Among the entries below, find every line that contains the string "Spring", then copy it.

_DATA FOR THE TASK:_

*** Block opens ***

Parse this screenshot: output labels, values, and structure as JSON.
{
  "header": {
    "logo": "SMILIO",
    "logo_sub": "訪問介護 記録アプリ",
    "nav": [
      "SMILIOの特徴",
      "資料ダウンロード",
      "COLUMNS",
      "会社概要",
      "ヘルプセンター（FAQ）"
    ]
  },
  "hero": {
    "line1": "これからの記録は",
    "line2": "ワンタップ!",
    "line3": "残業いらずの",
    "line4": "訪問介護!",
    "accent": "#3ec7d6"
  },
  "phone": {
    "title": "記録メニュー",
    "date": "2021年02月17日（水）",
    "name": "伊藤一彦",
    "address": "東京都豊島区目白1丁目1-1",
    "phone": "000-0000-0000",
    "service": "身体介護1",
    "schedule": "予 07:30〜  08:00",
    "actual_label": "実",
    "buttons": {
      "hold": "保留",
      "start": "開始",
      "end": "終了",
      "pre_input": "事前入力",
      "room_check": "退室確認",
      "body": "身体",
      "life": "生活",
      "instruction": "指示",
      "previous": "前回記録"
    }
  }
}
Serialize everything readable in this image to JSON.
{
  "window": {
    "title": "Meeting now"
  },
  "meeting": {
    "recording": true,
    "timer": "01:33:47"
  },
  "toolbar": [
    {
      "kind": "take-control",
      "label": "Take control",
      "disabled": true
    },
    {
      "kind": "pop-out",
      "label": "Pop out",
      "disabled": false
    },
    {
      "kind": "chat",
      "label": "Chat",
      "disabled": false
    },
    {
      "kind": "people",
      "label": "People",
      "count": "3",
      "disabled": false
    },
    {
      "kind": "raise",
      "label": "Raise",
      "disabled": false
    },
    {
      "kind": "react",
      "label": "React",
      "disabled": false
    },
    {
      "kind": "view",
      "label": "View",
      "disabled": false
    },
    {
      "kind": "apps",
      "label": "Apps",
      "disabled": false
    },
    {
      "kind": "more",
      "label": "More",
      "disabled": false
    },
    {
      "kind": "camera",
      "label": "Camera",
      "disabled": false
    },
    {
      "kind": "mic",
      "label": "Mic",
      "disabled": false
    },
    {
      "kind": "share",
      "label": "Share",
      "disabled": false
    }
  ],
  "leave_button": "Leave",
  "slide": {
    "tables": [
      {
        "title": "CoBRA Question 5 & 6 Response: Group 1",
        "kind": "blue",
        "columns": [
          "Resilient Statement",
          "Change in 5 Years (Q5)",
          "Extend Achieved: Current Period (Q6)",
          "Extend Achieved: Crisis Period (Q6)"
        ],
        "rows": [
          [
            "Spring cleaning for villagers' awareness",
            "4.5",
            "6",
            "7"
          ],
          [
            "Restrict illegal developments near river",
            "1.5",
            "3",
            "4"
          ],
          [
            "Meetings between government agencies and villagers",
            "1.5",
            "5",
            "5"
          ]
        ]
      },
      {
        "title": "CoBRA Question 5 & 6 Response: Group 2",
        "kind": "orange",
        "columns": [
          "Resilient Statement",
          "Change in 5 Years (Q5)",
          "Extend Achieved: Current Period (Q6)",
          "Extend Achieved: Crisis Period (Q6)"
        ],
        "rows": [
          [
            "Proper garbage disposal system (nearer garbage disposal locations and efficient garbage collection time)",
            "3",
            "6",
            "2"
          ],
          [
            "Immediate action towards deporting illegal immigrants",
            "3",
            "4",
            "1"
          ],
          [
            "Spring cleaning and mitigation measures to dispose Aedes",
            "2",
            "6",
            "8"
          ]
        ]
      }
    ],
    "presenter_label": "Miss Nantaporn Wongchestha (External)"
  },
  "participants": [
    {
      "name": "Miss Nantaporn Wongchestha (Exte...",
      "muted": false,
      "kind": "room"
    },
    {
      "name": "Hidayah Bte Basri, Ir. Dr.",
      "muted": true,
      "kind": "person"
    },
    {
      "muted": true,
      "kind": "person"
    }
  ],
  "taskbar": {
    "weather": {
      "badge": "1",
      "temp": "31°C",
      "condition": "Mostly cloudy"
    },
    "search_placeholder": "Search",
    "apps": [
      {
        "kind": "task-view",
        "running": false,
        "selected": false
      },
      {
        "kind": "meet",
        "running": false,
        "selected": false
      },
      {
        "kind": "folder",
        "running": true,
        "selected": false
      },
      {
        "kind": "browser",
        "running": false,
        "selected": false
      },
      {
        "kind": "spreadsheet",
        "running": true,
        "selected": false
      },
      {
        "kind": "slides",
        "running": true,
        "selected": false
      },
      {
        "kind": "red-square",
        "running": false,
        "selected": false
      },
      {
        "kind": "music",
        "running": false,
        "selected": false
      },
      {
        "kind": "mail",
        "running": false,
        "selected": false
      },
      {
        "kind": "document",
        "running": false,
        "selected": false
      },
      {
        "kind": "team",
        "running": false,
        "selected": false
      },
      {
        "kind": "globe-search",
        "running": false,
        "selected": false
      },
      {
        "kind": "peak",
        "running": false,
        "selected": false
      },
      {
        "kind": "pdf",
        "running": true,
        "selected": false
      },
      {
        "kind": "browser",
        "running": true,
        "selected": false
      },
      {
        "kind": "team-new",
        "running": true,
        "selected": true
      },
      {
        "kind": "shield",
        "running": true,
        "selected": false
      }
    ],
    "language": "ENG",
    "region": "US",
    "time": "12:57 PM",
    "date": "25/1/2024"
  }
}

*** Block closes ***

_EXERCISE OUTPUT:_
            "Spring cleaning for villagers' awareness",
            "Spring cleaning and mitigation measures to dispose Aedes",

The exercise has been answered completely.